The parade of political figures on both sides of politics through the doors of the NSW Independent Commission Against Corruption has demonstrated how valuable it can be to business to exert influence over political and bureaucratic decision-makers. Part of the reason for the NSW Liberals’ troubles currently is because of a specific measure, put in place by the previous NSW Labor government, to prevent property developers from donating to political parties in the hope of influencing development approvals. The result has been constant attempts to either game, or outright breach, that restriction in the hope of influencing Liberal ministers (and, of course, it would have been Labor ministers if the latter had still been in power).
Short of a complete ban on any form of donation or assistance to political parties, there will always be efforts to get around the rules by both politicians and those who influence them. That’s why complete transparency is far preferable to efforts to restrict influence-peddling. Let voters see who is giving to political parties, and who politicians are meeting with — not just lobbyists, not just business leaders or unionists, but anyone who isn’t a constituent. And let’s see the same information for senior bureaucrats. That enables voters to judge for themselves the extent to which outside parties, be they business, union, or NGO, are trying to influence decision-makers.
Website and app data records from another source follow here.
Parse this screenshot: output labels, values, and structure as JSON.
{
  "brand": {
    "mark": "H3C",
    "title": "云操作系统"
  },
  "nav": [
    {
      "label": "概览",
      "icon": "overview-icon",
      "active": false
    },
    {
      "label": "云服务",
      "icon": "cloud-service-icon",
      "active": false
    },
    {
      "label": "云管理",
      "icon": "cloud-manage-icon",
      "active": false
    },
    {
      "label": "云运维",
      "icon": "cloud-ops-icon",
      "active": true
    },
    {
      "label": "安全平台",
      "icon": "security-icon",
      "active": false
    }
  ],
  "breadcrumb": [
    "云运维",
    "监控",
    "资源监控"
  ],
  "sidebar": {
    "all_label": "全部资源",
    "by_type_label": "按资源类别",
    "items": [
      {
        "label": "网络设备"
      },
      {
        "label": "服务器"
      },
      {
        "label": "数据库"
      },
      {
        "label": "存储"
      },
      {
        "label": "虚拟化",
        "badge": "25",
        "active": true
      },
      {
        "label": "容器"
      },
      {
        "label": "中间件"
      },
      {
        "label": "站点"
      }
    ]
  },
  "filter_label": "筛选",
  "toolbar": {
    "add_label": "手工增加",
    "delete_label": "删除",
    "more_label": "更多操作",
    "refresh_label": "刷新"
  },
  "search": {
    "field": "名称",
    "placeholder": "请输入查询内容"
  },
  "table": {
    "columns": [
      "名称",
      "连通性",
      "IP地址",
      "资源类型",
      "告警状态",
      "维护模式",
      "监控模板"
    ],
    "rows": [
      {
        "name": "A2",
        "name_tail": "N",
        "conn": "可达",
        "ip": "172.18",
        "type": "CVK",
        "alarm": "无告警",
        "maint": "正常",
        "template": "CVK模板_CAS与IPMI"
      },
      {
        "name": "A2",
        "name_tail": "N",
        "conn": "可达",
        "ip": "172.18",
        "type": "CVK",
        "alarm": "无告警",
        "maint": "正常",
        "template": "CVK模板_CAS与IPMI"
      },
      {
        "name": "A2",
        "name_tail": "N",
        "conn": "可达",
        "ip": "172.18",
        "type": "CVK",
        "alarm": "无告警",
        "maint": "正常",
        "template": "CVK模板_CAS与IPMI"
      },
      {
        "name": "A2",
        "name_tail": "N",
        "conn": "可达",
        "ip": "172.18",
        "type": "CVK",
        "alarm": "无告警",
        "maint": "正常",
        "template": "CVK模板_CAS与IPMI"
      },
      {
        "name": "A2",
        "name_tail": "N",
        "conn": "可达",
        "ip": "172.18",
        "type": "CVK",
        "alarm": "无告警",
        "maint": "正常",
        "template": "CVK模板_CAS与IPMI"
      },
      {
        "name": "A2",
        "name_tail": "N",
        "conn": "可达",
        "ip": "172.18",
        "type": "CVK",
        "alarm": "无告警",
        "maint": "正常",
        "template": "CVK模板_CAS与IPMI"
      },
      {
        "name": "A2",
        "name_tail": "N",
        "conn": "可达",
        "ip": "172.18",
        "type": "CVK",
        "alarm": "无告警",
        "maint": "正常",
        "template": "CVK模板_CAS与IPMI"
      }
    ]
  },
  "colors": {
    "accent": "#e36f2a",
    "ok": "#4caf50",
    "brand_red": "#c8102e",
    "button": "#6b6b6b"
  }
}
Baird’s decision to publish ministerial appointment diaries, reflecting a similar system in the United Kingdom put in place by the Cameron government, is a good start. It should go further and cover all non-constituent meetings and be applied to the top levels of the bureaucracy as well.